Find every line below that contains the word "klavye" and copy it out.

[STORED DATA]

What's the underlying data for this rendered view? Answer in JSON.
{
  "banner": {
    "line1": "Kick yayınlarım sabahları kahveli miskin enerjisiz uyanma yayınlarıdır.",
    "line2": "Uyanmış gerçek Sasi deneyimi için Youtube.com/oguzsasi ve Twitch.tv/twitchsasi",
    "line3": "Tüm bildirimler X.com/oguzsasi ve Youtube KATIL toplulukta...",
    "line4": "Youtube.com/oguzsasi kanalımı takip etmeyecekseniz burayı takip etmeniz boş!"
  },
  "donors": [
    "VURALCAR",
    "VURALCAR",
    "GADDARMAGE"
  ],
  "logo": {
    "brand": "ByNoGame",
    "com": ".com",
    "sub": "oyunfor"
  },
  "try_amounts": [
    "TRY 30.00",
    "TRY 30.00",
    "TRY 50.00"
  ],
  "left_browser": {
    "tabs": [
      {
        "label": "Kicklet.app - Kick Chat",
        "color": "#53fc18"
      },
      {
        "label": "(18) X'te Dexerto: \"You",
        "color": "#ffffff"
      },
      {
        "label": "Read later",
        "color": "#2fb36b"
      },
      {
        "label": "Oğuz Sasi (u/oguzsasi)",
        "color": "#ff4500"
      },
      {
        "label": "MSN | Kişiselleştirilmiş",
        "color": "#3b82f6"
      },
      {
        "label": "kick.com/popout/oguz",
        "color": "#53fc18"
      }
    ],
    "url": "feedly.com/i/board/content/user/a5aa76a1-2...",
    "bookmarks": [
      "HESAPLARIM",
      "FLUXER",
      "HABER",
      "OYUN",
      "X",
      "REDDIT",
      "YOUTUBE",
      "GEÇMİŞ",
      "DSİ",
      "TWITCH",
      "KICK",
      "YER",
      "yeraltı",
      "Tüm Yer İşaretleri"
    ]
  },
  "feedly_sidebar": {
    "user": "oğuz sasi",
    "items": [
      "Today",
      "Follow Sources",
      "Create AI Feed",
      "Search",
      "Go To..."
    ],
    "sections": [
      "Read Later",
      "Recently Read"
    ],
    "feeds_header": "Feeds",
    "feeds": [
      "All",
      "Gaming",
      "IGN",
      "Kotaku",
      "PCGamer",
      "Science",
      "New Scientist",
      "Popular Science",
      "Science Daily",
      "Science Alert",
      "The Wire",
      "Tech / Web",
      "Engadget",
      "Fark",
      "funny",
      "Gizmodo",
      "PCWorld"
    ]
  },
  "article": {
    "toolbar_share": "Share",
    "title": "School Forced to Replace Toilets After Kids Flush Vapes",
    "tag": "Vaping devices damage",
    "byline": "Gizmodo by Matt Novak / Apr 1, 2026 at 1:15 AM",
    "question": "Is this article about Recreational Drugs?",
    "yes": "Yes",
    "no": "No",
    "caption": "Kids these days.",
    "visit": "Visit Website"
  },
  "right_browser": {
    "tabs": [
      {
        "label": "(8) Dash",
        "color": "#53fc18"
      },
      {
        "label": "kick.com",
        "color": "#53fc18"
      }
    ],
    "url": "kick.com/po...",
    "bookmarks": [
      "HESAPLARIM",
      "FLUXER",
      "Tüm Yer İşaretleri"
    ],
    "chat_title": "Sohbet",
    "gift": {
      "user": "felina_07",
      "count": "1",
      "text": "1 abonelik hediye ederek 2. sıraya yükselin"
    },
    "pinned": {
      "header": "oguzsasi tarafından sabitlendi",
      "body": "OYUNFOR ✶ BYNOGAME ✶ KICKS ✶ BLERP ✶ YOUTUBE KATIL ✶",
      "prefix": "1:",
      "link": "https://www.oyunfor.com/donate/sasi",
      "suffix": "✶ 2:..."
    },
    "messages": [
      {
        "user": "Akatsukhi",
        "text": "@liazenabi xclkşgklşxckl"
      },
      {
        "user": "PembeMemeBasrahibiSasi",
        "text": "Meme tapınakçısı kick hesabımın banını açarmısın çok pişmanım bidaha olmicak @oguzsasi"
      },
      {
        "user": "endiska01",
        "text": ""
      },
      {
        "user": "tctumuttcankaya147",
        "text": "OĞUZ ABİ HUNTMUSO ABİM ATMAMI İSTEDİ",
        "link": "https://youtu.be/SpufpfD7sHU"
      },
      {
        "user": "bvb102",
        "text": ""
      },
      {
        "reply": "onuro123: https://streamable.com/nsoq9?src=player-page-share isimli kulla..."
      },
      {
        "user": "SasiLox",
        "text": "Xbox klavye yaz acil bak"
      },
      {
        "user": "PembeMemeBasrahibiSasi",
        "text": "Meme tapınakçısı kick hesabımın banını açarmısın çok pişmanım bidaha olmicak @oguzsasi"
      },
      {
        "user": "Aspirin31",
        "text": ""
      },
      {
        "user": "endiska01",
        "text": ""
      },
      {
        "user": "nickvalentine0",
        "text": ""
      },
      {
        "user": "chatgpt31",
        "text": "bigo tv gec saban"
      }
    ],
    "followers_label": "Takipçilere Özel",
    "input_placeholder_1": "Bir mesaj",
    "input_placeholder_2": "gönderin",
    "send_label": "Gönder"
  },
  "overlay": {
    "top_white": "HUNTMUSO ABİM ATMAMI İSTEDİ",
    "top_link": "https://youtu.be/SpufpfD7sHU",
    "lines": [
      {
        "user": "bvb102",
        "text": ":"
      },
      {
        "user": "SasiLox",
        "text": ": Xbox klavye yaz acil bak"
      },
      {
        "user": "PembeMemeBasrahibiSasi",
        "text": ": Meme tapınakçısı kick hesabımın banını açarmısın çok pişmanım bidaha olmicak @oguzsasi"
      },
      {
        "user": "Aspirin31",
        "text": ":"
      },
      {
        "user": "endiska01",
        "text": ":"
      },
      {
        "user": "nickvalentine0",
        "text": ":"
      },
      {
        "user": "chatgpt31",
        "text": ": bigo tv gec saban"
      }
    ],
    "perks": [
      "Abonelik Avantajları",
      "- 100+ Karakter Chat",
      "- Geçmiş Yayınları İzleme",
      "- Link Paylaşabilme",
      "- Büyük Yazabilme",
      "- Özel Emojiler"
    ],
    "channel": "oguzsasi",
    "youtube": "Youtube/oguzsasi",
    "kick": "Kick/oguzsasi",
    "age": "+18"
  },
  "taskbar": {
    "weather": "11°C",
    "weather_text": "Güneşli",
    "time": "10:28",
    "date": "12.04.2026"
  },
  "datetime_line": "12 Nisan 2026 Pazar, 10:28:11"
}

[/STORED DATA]

_EXERCISE RESULT_
        "text": "Xbox klavye yaz acil bak"
        "text": ": Xbox klavye yaz acil bak"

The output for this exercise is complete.